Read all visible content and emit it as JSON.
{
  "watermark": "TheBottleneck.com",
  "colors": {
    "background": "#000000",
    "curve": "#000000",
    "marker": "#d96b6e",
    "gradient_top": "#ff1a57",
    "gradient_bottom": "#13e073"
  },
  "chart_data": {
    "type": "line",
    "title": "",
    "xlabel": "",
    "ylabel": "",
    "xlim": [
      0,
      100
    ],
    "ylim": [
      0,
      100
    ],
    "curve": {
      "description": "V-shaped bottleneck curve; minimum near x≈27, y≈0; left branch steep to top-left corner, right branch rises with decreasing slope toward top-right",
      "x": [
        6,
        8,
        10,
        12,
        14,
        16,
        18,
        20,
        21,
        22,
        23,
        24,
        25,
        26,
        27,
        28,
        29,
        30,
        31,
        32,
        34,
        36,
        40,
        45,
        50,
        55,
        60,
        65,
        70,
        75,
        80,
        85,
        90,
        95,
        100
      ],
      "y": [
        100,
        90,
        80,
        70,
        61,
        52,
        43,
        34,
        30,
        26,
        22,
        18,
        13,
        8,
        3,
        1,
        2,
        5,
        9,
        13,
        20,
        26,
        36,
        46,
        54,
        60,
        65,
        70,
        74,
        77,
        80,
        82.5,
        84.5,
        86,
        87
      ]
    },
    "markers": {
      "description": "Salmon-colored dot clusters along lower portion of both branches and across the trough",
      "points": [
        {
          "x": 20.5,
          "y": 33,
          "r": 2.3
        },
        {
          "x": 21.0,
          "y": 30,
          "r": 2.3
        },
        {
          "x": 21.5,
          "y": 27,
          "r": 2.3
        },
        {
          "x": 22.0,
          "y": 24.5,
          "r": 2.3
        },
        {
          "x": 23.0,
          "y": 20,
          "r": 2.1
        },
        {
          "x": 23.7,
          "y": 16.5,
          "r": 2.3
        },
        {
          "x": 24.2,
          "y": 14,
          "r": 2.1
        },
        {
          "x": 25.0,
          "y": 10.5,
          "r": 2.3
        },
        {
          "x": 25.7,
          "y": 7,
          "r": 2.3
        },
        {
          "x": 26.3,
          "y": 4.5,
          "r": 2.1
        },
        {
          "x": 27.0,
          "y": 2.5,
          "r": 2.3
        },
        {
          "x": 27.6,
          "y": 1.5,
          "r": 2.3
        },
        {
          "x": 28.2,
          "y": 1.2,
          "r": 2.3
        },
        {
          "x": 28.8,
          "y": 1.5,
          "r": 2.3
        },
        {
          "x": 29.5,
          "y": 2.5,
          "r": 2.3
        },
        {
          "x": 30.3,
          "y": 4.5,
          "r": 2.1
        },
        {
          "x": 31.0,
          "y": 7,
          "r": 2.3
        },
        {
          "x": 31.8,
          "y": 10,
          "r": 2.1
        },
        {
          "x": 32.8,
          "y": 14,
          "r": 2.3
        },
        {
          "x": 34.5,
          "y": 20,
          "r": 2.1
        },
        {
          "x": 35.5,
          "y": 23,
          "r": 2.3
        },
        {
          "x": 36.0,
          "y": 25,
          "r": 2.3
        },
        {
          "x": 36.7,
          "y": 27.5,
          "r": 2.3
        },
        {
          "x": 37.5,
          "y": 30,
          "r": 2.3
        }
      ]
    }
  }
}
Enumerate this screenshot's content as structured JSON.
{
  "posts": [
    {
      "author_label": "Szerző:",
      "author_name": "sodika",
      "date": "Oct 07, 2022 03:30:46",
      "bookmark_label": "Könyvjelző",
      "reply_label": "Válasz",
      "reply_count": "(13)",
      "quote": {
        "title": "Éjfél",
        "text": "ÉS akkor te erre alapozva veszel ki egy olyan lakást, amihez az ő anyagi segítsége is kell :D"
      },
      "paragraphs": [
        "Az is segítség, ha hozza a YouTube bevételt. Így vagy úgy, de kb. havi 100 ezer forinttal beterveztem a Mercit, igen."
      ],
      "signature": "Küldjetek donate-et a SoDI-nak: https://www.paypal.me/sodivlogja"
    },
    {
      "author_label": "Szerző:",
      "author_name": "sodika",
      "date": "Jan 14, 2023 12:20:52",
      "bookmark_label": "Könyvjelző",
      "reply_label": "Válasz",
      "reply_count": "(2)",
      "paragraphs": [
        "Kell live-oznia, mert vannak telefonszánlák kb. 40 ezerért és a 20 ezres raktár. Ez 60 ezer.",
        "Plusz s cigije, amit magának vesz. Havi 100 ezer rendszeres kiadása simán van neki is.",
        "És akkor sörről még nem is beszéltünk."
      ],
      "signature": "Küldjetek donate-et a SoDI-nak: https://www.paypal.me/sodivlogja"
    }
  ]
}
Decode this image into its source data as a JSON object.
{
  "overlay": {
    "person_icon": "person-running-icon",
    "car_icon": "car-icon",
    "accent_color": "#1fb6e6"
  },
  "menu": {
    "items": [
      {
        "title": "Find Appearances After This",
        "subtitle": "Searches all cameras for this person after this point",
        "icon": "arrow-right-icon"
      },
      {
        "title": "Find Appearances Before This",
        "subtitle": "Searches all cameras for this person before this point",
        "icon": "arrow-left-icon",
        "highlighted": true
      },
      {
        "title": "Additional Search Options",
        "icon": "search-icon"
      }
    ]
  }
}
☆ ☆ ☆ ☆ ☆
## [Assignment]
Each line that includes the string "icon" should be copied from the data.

## [Answer to this task]
    "person_icon": "person-running-icon",
    "car_icon": "car-icon",
        "icon": "arrow-right-icon"
        "icon": "arrow-left-icon",
        "icon": "search-icon"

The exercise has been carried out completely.